Frankenheimer points out in his commentary that the movie is “the last big action picture ever made in black-and-white,” and it looks great. The director, who was a last-minute replacement for Arthur Penn, had to deal with bad weather closing down the film for months, an injury to the star and the necessity to re-write the script to add dramatic action scenes – all of which contributed to “The Train” costing twice as much ($6.7 million, according to Lancaster biographer Buford) as it was originally budgeted.
But from this vantage point, the extra money was worth it, as the train crashes are truly spectacular and the performances by Lancaster, Scofield, Jeanne Moreau and some terrific French actors are uniformly excellent.
“Ronin” (1998): In Frankenheimer’s expert hands, this post-Cold War thriller about former spies being hired as mercenaries by a subterranean Irish organization to steal a valuable but mysterious package from a group of Russians becomes an intelligent primer on urban espionage. Robert De Niro is completely believable as a former CIA agent now working freelance, and his performance is matched by a fine cast of European actors, including Britain’s Natascha McElhone, Jonathan Pryce and Sean Bean, France’s Jean Reno and Michael Lonsdale and Sweden’s Stellan Skarsgard.

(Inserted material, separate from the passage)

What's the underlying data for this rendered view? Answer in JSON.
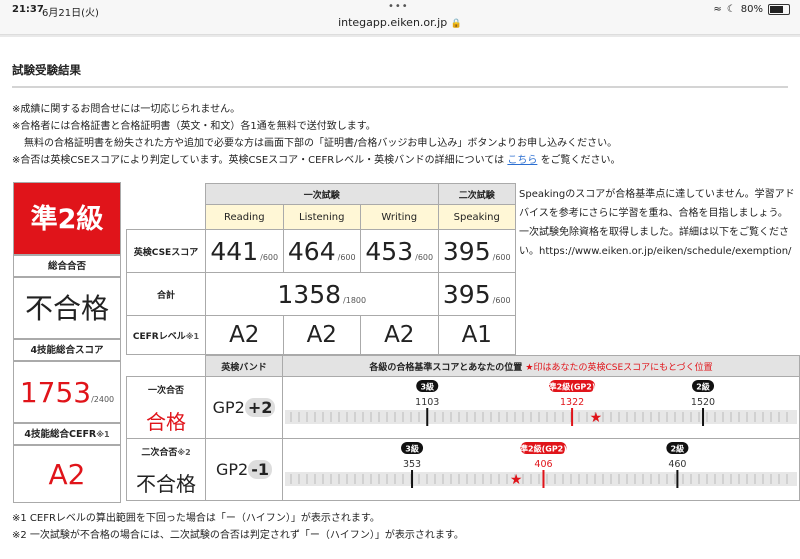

Frankenheimer’s audio commentary is up to his usual high standards, particularly when he explains how he and his crew pulled off some of the movie’s spectacular car chases. The DVD also includes an alternative ending, which is good but also serves to confirm that Frankenheimer made the right choice in keeping the existing conclusion.